## MATERIALS PROVIDED
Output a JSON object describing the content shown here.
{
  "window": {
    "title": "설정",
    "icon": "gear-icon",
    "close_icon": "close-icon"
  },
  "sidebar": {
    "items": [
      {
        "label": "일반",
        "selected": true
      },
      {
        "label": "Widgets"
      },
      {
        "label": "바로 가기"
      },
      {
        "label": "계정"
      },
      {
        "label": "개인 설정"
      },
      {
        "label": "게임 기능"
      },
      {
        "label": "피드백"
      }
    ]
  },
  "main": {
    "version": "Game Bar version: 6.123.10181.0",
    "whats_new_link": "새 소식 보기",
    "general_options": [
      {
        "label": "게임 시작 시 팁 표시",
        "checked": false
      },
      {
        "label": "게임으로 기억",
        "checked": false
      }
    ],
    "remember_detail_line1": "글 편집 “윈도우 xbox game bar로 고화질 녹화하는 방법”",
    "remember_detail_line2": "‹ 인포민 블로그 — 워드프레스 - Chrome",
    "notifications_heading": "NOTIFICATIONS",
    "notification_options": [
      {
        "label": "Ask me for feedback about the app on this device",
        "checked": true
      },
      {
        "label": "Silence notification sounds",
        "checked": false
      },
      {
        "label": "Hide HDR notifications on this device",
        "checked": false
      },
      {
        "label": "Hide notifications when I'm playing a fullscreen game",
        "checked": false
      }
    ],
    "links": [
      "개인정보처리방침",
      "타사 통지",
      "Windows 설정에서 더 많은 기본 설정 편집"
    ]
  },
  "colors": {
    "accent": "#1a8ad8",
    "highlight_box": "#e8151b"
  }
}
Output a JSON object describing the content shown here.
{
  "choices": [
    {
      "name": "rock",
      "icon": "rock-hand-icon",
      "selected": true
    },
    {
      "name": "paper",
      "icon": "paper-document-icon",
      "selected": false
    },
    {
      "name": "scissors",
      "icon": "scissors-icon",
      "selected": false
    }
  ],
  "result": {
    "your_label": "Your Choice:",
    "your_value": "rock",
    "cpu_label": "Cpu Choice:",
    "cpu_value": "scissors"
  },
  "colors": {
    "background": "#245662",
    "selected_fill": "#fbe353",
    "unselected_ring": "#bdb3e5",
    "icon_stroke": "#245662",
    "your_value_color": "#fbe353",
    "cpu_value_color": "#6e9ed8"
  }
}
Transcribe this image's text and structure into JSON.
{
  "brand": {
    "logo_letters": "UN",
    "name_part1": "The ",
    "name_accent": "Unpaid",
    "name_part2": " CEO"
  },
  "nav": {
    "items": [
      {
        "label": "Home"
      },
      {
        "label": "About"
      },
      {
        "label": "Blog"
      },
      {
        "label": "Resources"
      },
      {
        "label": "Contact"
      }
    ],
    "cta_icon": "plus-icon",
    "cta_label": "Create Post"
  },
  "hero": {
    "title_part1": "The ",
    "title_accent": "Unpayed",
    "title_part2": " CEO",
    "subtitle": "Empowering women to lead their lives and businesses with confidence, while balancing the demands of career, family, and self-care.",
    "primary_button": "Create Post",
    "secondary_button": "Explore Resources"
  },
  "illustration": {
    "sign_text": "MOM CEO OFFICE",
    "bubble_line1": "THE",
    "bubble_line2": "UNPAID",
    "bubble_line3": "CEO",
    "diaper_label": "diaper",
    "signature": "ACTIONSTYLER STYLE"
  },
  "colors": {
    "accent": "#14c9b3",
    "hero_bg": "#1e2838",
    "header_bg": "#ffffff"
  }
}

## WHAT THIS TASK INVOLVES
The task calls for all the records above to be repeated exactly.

## WRITTEN SOLUTION
Output a JSON object describing the content shown here.
{
  "window": {
    "title": "설정",
    "icon": "gear-icon",
    "close_icon": "close-icon"
  },
  "sidebar": {
    "items": [
      {
        "label": "일반",
        "selected": true
      },
      {
        "label": "Widgets"
      },
      {
        "label": "바로 가기"
      },
      {
        "label": "계정"
      },
      {
        "label": "개인 설정"
      },
      {
        "label": "게임 기능"
      },
      {
        "label": "피드백"
      }
    ]
  },
  "main": {
    "version": "Game Bar version: 6.123.10181.0",
    "whats_new_link": "새 소식 보기",
    "general_options": [
      {
        "label": "게임 시작 시 팁 표시",
        "checked": false
      },
      {
        "label": "게임으로 기억",
        "checked": false
      }
    ],
    "remember_detail_line1": "글 편집 “윈도우 xbox game bar로 고화질 녹화하는 방법”",
    "remember_detail_line2": "‹ 인포민 블로그 — 워드프레스 - Chrome",
    "notifications_heading": "NOTIFICATIONS",
    "notification_options": [
      {
        "label": "Ask me for feedback about the app on this device",
        "checked": true
      },
      {
        "label": "Silence notification sounds",
        "checked": false
      },
      {
        "label": "Hide HDR notifications on this device",
        "checked": false
      },
      {
        "label": "Hide notifications when I'm playing a fullscreen game",
        "checked": false
      }
    ],
    "links": [
      "개인정보처리방침",
      "타사 통지",
      "Windows 설정에서 더 많은 기본 설정 편집"
    ]
  },
  "colors": {
    "accent": "#1a8ad8",
    "highlight_box": "#e8151b"
  }
}
Output a JSON object describing the content shown here.
{
  "choices": [
    {
      "name": "rock",
      "icon": "rock-hand-icon",
      "selected": true
    },
    {
      "name": "paper",
      "icon": "paper-document-icon",
      "selected": false
    },
    {
      "name": "scissors",
      "icon": "scissors-icon",
      "selected": false
    }
  ],
  "result": {
    "your_label": "Your Choice:",
    "your_value": "rock",
    "cpu_label": "Cpu Choice:",
    "cpu_value": "scissors"
  },
  "colors": {
    "background": "#245662",
    "selected_fill": "#fbe353",
    "unselected_ring": "#bdb3e5",
    "icon_stroke": "#245662",
    "your_value_color": "#fbe353",
    "cpu_value_color": "#6e9ed8"
  }
}
Transcribe this image's text and structure into JSON.
{
  "brand": {
    "logo_letters": "UN",
    "name_part1": "The ",
    "name_accent": "Unpaid",
    "name_part2": " CEO"
  },
  "nav": {
    "items": [
      {
        "label": "Home"
      },
      {
        "label": "About"
      },
      {
        "label": "Blog"
      },
      {
        "label": "Resources"
      },
      {
        "label": "Contact"
      }
    ],
    "cta_icon": "plus-icon",
    "cta_label": "Create Post"
  },
  "hero": {
    "title_part1": "The ",
    "title_accent": "Unpayed",
    "title_part2": " CEO",
    "subtitle": "Empowering women to lead their lives and businesses with confidence, while balancing the demands of career, family, and self-care.",
    "primary_button": "Create Post",
    "secondary_button": "Explore Resources"
  },
  "illustration": {
    "sign_text": "MOM CEO OFFICE",
    "bubble_line1": "THE",
    "bubble_line2": "UNPAID",
    "bubble_line3": "CEO",
    "diaper_label": "diaper",
    "signature": "ACTIONSTYLER STYLE"
  },
  "colors": {
    "accent": "#14c9b3",
    "hero_bg": "#1e2838",
    "header_bg": "#ffffff"
  }
}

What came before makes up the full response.